It’s a struggle to describe the flavor of Vichy Catalan. Have you ever body surfed in the ocean and gotten tackled by a wave? Your head slams into the solid bottom, you suck in a mouthful of ocean water. Then somehow you pop up above the surface and heave in a breath of air. That salty spit on your tongue? That’s Vichy Catalan. It’s the saltiest frizzante you’ll ever taste. Anyone can rip through a bottle of Pelligrino, Perrier, or Whole Foods sparkling in a night. But no way with Vichy Catalan. Its saltiness means one glass, maybe two, is all you can bear.
- And in Belgium, they drink beer instead.
- Back in winter I made a Spotify playlist for slogging through hours on the trainer. That torture had a purpose, of course, which is race season. It’s here in full tilt. So now I present a new playlist, this one titled the Competitive Cyclist Pin on Your Number mix. Enjoy, and attack, attack, attack!
- A correction (or maybe a clarification) from last week, when I speculated that Tony Flecha was riding next-generation Shimano Dura Ace based on his funky STI lever shape and caliper color. James Huang sent a note confirming some of the comments I got in response to last week’s post. James wrote the following:
‘Flecha was running plain old normal Dura-Ace Di2, calipers and all. The levers only look funny because he has two sets of hoods installed. I scoured every Shimano-equipped bike I could find all week. No sign of new Di2 or 11-speed being tested. Sky’s Alex Dowsett has been spotted with the new mechanical 11-speed but it seems that when he went down a few weeks ago, so did the prototype parts.’
Competitive Cyclist had a presence at Paris-Roubaix, and here is a late-arriving photo that confirms Huang’s account –
- Some of the best Paris-Roubaix coverage comes from the most unexpected places. Check out this blog post from Garmin rider Jacob Rathe. I’ve never heard of Rathe. And while the tales of young cannon fodder generally always fall back on the same themes, they’re still persistently fascinating reading. I’ll be following Rathe closer now, and I’ll certainly be rooting for him.
- This throwback jersey is a lovely neon aperitif.
- And this series of photos (which is part of our larger set of shots we took at Paris Roubaix) is neon ecstasy.
- The final 10km of the Amstel Gold race is arguably the most underappreciated finish in professional bike racing.

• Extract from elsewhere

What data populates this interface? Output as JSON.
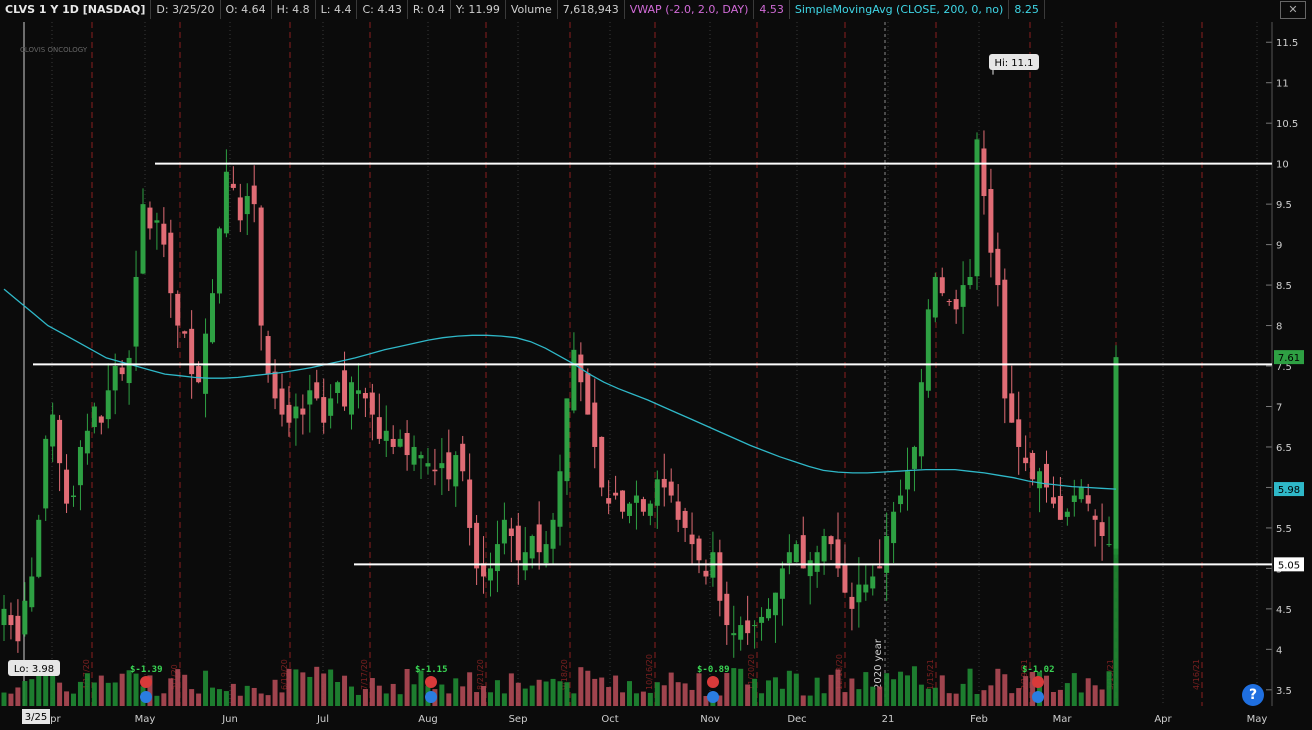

The cat-and-mouse of the final 10km leads up to a dizzyingly steep crescendo on the Cauberg. Verily, flatlander season is over. And, as Enrico Gasparotto proved on Sunday, nothing tastes as good as dropping everyone on a steep climb feels.
Amstel may be the race of the year so far. The daylong breakaway by Alex Howes of Garmin and Romain Bardet of AG2R was heroic. Despite five hours of time-trialing, they attacked the final few climbs of the day with unbridled aggression. Who wasn’t rooting for Bardet after he dropped Howes and tried to reach the finish alone? On the one hand I was cheering. On the other, I contemplated his bike and wondered what the heck ever happened to Kuota in the US.
Several years back the brand made a big US push. Its only small success came in the triathlon marketplace. That happened despite the fact that it’s best known globally as a road brand and that even to this day its bikes are found all over Europe. We gave the brand a shot during its Tri heyday. But we bailed on it quickly because we had no business dabbling in Tri back in 2006 or whenever that was. In addition, there was a clear lack of consumer demand, and, finally, Kuota’s North American sales manager had only one speed: abrasive. It wasn’t just a personality conflict with Competitive Cyclist. Ask your local ex-Kuota dealer. I guarantee you that they, too, learned a lesson in the importance of brand ambassadorship, or the lack thereof. Yet, Kuota is a persistent presence in the professional peloton. With just two or three great people here in North America, perhaps it could become another brand ripe for resurrection.